**EXCERPTED DATA**
+-------+

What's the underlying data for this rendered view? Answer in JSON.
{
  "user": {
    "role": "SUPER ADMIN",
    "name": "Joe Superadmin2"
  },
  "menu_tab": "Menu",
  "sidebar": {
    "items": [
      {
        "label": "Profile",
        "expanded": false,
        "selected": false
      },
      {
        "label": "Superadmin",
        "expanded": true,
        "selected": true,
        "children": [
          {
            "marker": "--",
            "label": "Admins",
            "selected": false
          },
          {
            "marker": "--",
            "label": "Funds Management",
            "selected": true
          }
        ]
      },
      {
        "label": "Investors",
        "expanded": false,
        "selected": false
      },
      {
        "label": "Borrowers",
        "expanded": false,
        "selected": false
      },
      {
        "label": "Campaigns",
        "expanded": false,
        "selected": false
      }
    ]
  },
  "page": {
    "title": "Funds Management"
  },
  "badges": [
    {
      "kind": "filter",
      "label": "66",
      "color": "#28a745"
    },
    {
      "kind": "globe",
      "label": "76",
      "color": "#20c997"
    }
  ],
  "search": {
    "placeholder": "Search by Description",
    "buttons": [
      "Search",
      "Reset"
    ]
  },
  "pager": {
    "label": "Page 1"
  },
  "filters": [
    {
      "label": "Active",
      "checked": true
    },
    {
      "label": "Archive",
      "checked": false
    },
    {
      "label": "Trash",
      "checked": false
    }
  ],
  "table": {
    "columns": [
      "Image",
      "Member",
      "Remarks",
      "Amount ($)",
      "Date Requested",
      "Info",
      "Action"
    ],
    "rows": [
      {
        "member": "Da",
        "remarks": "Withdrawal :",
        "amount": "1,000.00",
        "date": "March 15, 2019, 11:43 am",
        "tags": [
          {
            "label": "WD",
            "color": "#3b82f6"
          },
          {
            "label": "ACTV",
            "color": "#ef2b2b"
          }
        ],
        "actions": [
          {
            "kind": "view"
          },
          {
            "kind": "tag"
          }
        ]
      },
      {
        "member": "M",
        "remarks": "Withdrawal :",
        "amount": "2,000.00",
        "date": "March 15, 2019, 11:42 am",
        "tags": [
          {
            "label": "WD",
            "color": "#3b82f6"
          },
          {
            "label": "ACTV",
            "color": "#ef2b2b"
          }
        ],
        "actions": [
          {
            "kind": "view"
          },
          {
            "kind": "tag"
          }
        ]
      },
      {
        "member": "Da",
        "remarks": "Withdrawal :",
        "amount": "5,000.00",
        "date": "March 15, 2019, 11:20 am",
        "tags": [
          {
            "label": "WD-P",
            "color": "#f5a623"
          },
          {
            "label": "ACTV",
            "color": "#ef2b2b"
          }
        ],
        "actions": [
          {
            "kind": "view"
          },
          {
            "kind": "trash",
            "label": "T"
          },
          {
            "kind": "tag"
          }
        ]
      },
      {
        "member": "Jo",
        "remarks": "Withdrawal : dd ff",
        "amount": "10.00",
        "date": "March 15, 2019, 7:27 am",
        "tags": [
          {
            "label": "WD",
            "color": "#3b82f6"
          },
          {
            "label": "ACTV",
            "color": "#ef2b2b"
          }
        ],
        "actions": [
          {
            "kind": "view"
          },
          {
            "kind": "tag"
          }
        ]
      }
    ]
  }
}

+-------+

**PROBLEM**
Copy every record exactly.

**EXERCISE ANSWER**
What's the underlying data for this rendered view? Answer in JSON.
{
  "user": {
    "role": "SUPER ADMIN",
    "name": "Joe Superadmin2"
  },
  "menu_tab": "Menu",
  "sidebar": {
    "items": [
      {
        "label": "Profile",
        "expanded": false,
        "selected": false
      },
      {
        "label": "Superadmin",
        "expanded": true,
        "selected": true,
        "children": [
          {
            "marker": "--",
            "label": "Admins",
            "selected": false
          },
          {
            "marker": "--",
            "label": "Funds Management",
            "selected": true
          }
        ]
      },
      {
        "label": "Investors",
        "expanded": false,
        "selected": false
      },
      {
        "label": "Borrowers",
        "expanded": false,
        "selected": false
      },
      {
        "label": "Campaigns",
        "expanded": false,
        "selected": false
      }
    ]
  },
  "page": {
    "title": "Funds Management"
  },
  "badges": [
    {
      "kind": "filter",
      "label": "66",
      "color": "#28a745"
    },
    {
      "kind": "globe",
      "label": "76",
      "color": "#20c997"
    }
  ],
  "search": {
    "placeholder": "Search by Description",
    "buttons": [
      "Search",
      "Reset"
    ]
  },
  "pager": {
    "label": "Page 1"
  },
  "filters": [
    {
      "label": "Active",
      "checked": true
    },
    {
      "label": "Archive",
      "checked": false
    },
    {
      "label": "Trash",
      "checked": false
    }
  ],
  "table": {
    "columns": [
      "Image",
      "Member",
      "Remarks",
      "Amount ($)",
      "Date Requested",
      "Info",
      "Action"
    ],
    "rows": [
      {
        "member": "Da",
        "remarks": "Withdrawal :",
        "amount": "1,000.00",
        "date": "March 15, 2019, 11:43 am",
        "tags": [
          {
            "label": "WD",
            "color": "#3b82f6"
          },
          {
            "label": "ACTV",
            "color": "#ef2b2b"
          }
        ],
        "actions": [
          {
            "kind": "view"
          },
          {
            "kind": "tag"
          }
        ]
      },
      {
        "member": "M",
        "remarks": "Withdrawal :",
        "amount": "2,000.00",
        "date": "March 15, 2019, 11:42 am",
        "tags": [
          {
            "label": "WD",
            "color": "#3b82f6"
          },
          {
            "label": "ACTV",
            "color": "#ef2b2b"
          }
        ],
        "actions": [
          {
            "kind": "view"
          },
          {
            "kind": "tag"
          }
        ]
      },
      {
        "member": "Da",
        "remarks": "Withdrawal :",
        "amount": "5,000.00",
        "date": "March 15, 2019, 11:20 am",
        "tags": [
          {
            "label": "WD-P",
            "color": "#f5a623"
          },
          {
            "label": "ACTV",
            "color": "#ef2b2b"
          }
        ],
        "actions": [
          {
            "kind": "view"
          },
          {
            "kind": "trash",
            "label": "T"
          },
          {
            "kind": "tag"
          }
        ]
      },
      {
        "member": "Jo",
        "remarks": "Withdrawal : dd ff",
        "amount": "10.00",
        "date": "March 15, 2019, 7:27 am",
        "tags": [
          {
            "label": "WD",
            "color": "#3b82f6"
          },
          {
            "label": "ACTV",
            "color": "#ef2b2b"
          }
        ],
        "actions": [
          {
            "kind": "view"
          },
          {
            "kind": "tag"
          }
        ]
      }
    ]
  }
}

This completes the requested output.